February 2, 1996: Apple reveals that turnaround artist Gil Amelio will take over from Michael “The Diesel” Spindler as CEO of the struggling company.
With disappointing Mac sales, the disastrous “clone Mac” strategy and a failed Sun Microsystems merger to his name, Spindler is asked to resign by the Apple board. Then Cupertino enlists supposed corporate miracle worker Amelio for the job.
Unfortunately, he turns out to be no better than Spindler.
Gil Amelio and Apple’s 1990s troubles
As I’ve written many times in “Today in Apple history,” I’ll always have a soft spot for Apple in the 1990s. After all, the company was taking risks (come on, it put out a games console!). And, for better or worse, Macs still felt like tech’s best-kept secret compared to the ubiquity of Windows PCs.
With that said, Apple did face big problems in the ’90s. After Spindler took over as CEO from John Sculley in June 1993, he immediately slashed employee numbers and R&D projects that wouldn’t pay off in the near future.

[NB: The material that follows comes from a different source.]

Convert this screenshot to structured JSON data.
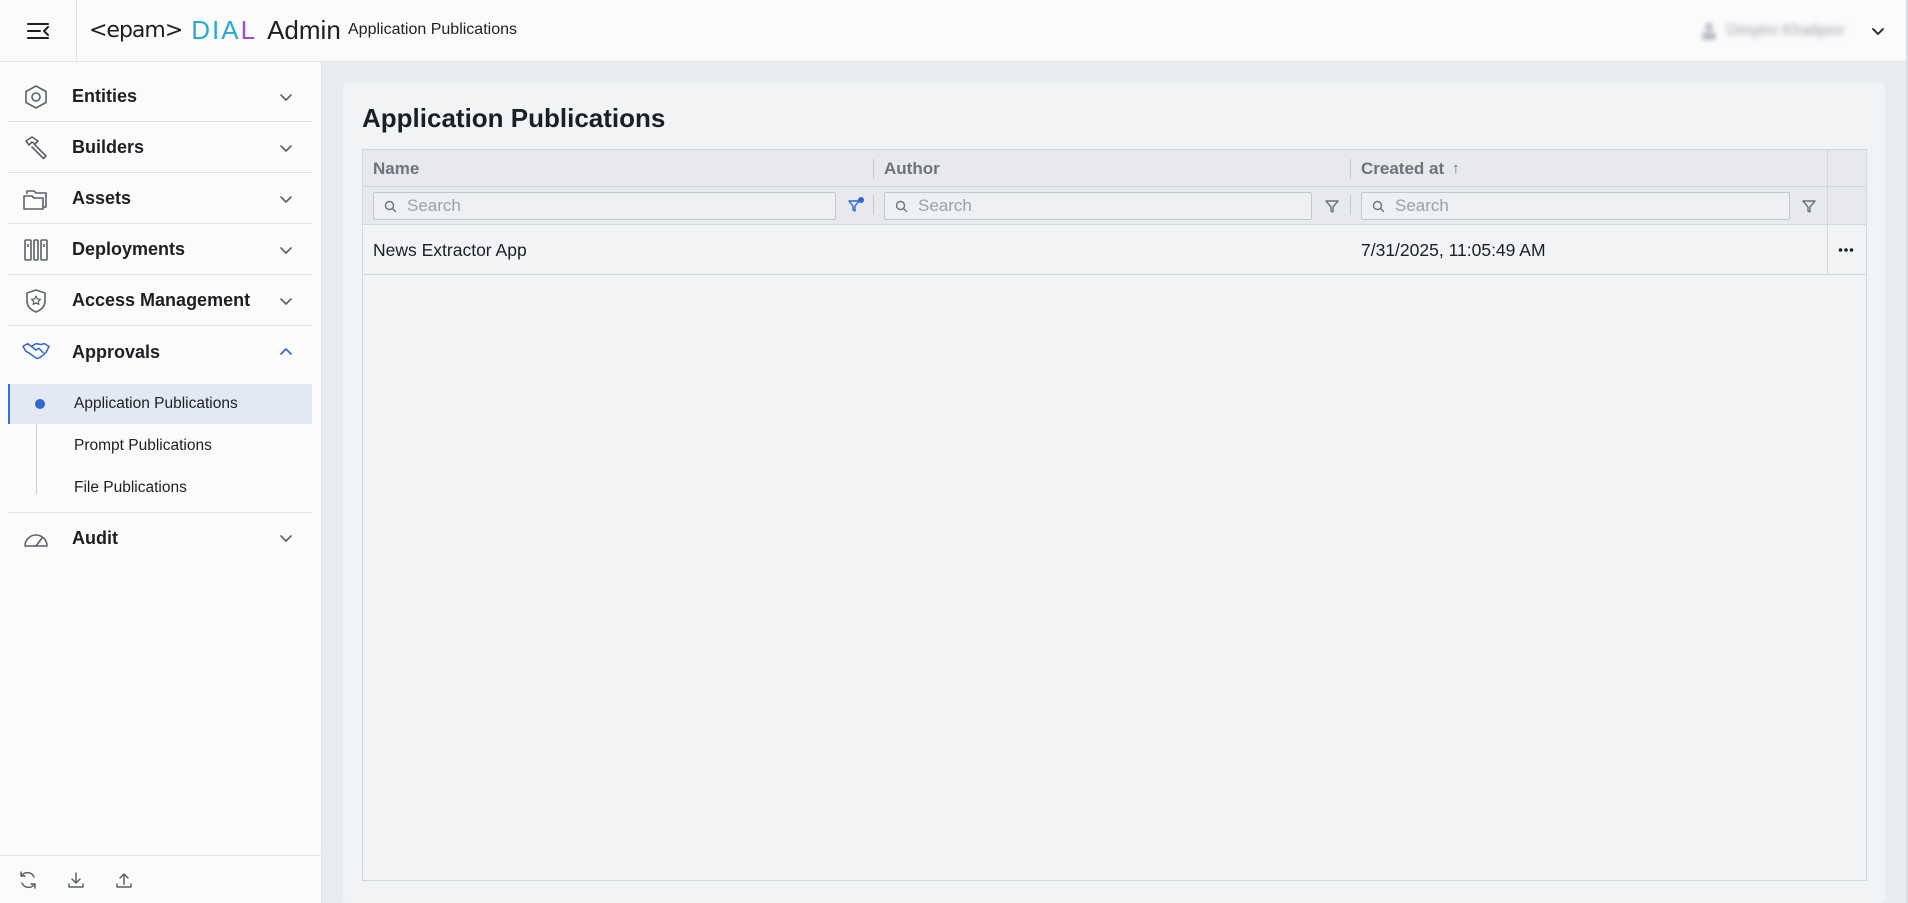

This gave Apple multiple back-to-back quarters of growth — and doubled the stock price.
Spindler also oversaw the successful introduction of Power Macs, with a plan to refocus Apple on increasing Mac penetration. (Previously, some accused Sculley of not doing enough for the Mac, since he focused on projects like the Newton MessagePad.)

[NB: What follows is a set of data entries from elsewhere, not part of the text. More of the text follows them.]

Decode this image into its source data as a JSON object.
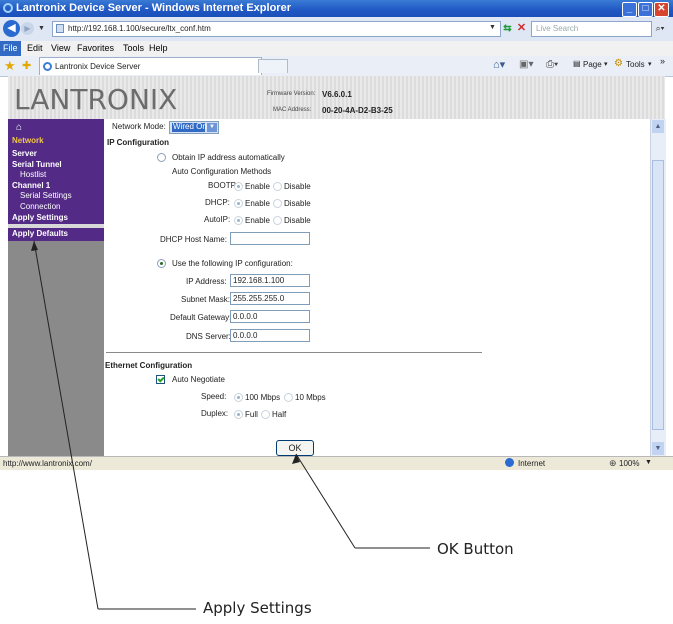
{
  "window": {
    "title": "Lantronix Device Server - Windows Internet Explorer"
  },
  "browser": {
    "url": "http://192.168.1.100/secure/ltx_conf.htm",
    "search_placeholder": "Live Search",
    "menu": [
      "File",
      "Edit",
      "View",
      "Favorites",
      "Tools",
      "Help"
    ],
    "tab_label": "Lantronix Device Server",
    "cmd_page": "Page",
    "cmd_tools": "Tools"
  },
  "header": {
    "logo": "LANTRONIX",
    "firmware_label": "Firmware Version:",
    "firmware_value": "V6.6.0.1",
    "mac_label": "MAC Address:",
    "mac_value": "00-20-4A-D2-B3-25"
  },
  "sidebar": {
    "items": [
      {
        "label": "Network"
      },
      {
        "label": "Server"
      },
      {
        "label": "Serial Tunnel"
      },
      {
        "label": "Hostlist"
      },
      {
        "label": "Channel 1"
      },
      {
        "label": "Serial Settings"
      },
      {
        "label": "Connection"
      },
      {
        "label": "Apply Settings"
      },
      {
        "label": "Apply Defaults"
      }
    ]
  },
  "form": {
    "network_mode_label": "Network Mode:",
    "network_mode_value": "Wired Only",
    "ip_config_heading": "IP Configuration",
    "obtain_auto": "Obtain IP address automatically",
    "auto_methods": "Auto Configuration Methods",
    "bootp_label": "BOOTP:",
    "dhcp_label": "DHCP:",
    "autoip_label": "AutoIP:",
    "enable": "Enable",
    "disable": "Disable",
    "dhcp_host_label": "DHCP Host Name:",
    "dhcp_host_value": "",
    "use_following": "Use the following IP configuration:",
    "ip_label": "IP Address:",
    "ip_value": "192.168.1.100",
    "subnet_label": "Subnet Mask:",
    "subnet_value": "255.255.255.0",
    "gateway_label": "Default Gateway:",
    "gateway_value": "0.0.0.0",
    "dns_label": "DNS Server:",
    "dns_value": "0.0.0.0",
    "ethernet_heading": "Ethernet Configuration",
    "auto_negotiate": "Auto Negotiate",
    "speed_label": "Speed:",
    "speed_100": "100 Mbps",
    "speed_10": "10 Mbps",
    "duplex_label": "Duplex:",
    "duplex_full": "Full",
    "duplex_half": "Half",
    "ok_label": "OK"
  },
  "statusbar": {
    "url": "http://www.lantronix.com/",
    "zone": "Internet",
    "zoom": "100%"
  },
  "annotations": {
    "ok_button": "OK Button",
    "apply_settings": "Apply Settings"
  }
}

The disastrous Mac clones
However, Spindler’s strategy of selling Mac clones proved horrible for Apple. The company licensed Mac technology to third-party manufacturers like Power Computing and Radius. It seemed like a good idea in theory, but it backfired. It resulted not in more Macs, but in cheaper clone Macs — thereby cutting Apple’s profits.

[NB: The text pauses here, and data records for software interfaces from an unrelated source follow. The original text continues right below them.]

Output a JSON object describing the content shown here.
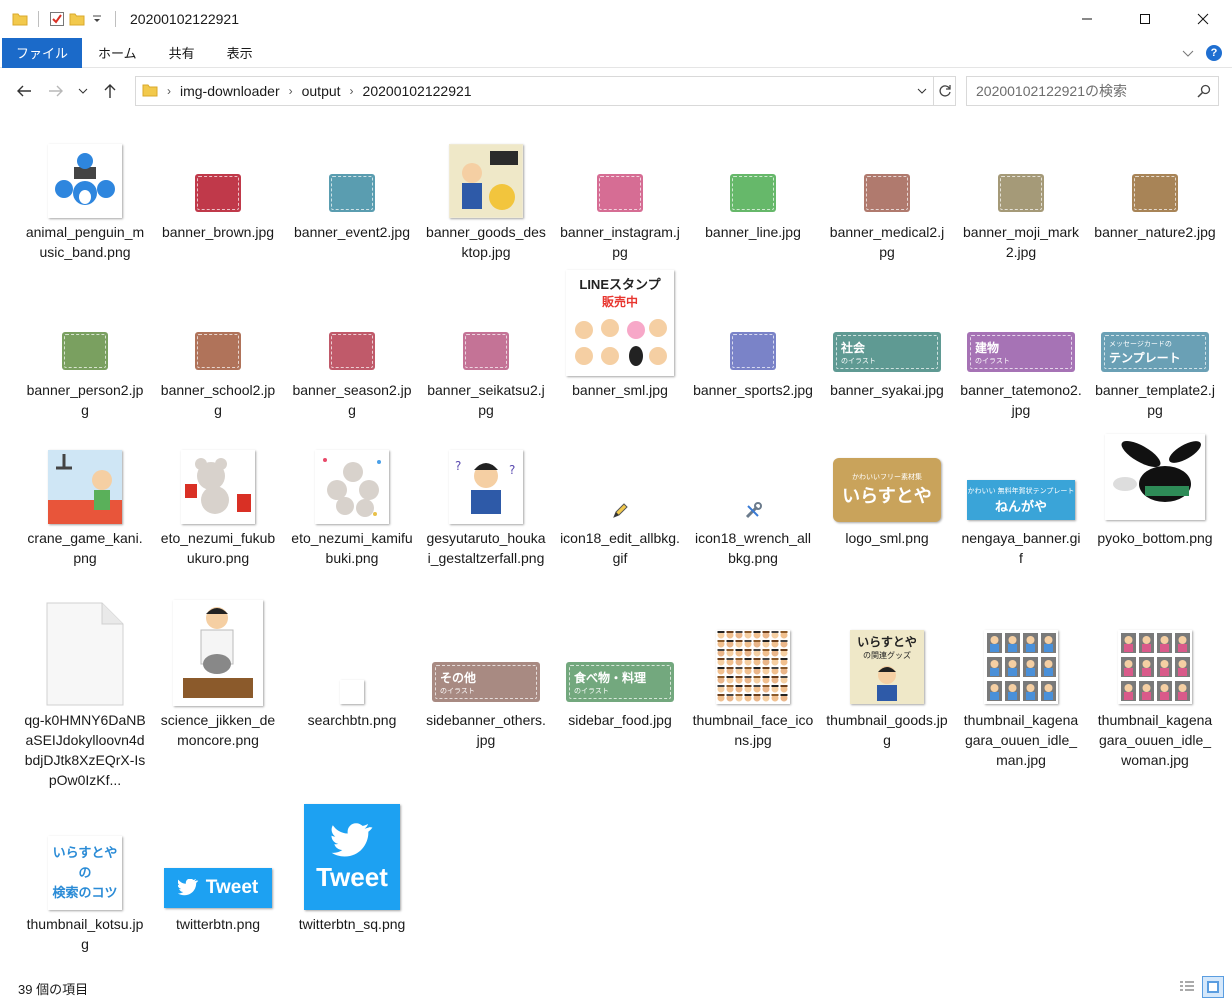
{
  "window": {
    "title": "20200102122921"
  },
  "ribbon": {
    "tabs": [
      "ファイル",
      "ホーム",
      "共有",
      "表示"
    ]
  },
  "address": {
    "crumbs": [
      "img-downloader",
      "output",
      "20200102122921"
    ]
  },
  "search": {
    "placeholder": "20200102122921の検索"
  },
  "files": [
    {
      "name": "animal_penguin_music_band.png"
    },
    {
      "name": "banner_brown.jpg"
    },
    {
      "name": "banner_event2.jpg"
    },
    {
      "name": "banner_goods_desktop.jpg"
    },
    {
      "name": "banner_instagram.jpg"
    },
    {
      "name": "banner_line.jpg"
    },
    {
      "name": "banner_medical2.jpg"
    },
    {
      "name": "banner_moji_mark2.jpg"
    },
    {
      "name": "banner_nature2.jpg"
    },
    {
      "name": "banner_person2.jpg"
    },
    {
      "name": "banner_school2.jpg"
    },
    {
      "name": "banner_season2.jpg"
    },
    {
      "name": "banner_seikatsu2.jpg"
    },
    {
      "name": "banner_sml.jpg"
    },
    {
      "name": "banner_sports2.jpg"
    },
    {
      "name": "banner_syakai.jpg"
    },
    {
      "name": "banner_tatemono2.jpg"
    },
    {
      "name": "banner_template2.jpg"
    },
    {
      "name": "crane_game_kani.png"
    },
    {
      "name": "eto_nezumi_fukubukuro.png"
    },
    {
      "name": "eto_nezumi_kamifubuki.png"
    },
    {
      "name": "gesyutaruto_houkai_gestaltzerfall.png"
    },
    {
      "name": "icon18_edit_allbkg.gif"
    },
    {
      "name": "icon18_wrench_allbkg.png"
    },
    {
      "name": "logo_sml.png"
    },
    {
      "name": "nengaya_banner.gif"
    },
    {
      "name": "pyoko_bottom.png"
    },
    {
      "name": "qg-k0HMNY6DaNBaSEIJdokylloovn4dbdjDJtk8XzEQrX-IspOw0IzKf..."
    },
    {
      "name": "science_jikken_demoncore.png"
    },
    {
      "name": "searchbtn.png"
    },
    {
      "name": "sidebanner_others.jpg"
    },
    {
      "name": "sidebar_food.jpg"
    },
    {
      "name": "thumbnail_face_icons.jpg"
    },
    {
      "name": "thumbnail_goods.jpg"
    },
    {
      "name": "thumbnail_kagenagara_ouuen_idle_man.jpg"
    },
    {
      "name": "thumbnail_kagenagara_ouuen_idle_woman.jpg"
    },
    {
      "name": "thumbnail_kotsu.jpg"
    },
    {
      "name": "twitterbtn.png"
    },
    {
      "name": "twitterbtn_sq.png"
    }
  ],
  "thumb_text": {
    "syakai": "社会",
    "tatemono": "建物",
    "template_top": "メッセージカードの",
    "template": "テンプレート",
    "irasuto": "のイラスト",
    "others": "その他",
    "food": "食べ物・料理",
    "line_stamp": "LINEスタンプ",
    "hanbai": "販売中",
    "logo": "いらすとや",
    "logo_sub": "かわいいフリー素材集",
    "nengaya": "ねんがや",
    "nengaya_sub": "かわいい 無料年賀状テンプレート",
    "goods_title": "いらすとや",
    "goods_sub": "の関連グッズ",
    "kotsu_1": "いらすとや",
    "kotsu_2": "の",
    "kotsu_3": "検索のコツ",
    "tweet": "Tweet"
  },
  "status": {
    "count": "39 個の項目"
  },
  "colors": {
    "accent": "#1b6ac9",
    "twitter": "#1da1f2"
  }
}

When a possible merger with Sun Microsystems fizzled, Spindler found himself out at Apple. The board did not give him a chance to turn things around.
Gil Amelio becomes Apple CEO
Spindler’s replacement, Gil Amelio, came with a solid reputation. While CEO of National Semiconductor, he took a company that lost $320 million over four years and made it profitable.
He also possessed a strong background in engineering. As a Ph.D. student, Amelio helped invent the charge-coupled device, or CCD, which formed the basis for future scanners and digital cameras. He had joined Apple’s board in November 1994.
In the end, Amelio failed to live up to his promise as Apple CEO. The most memorable aspect of his 500-day stint running the company — aside from overseeing Apple’s biggest-ever losses — was the fact that Apple bought NeXT while under his leadership. And that brought Steve Jobs back to Cupertino in 1997.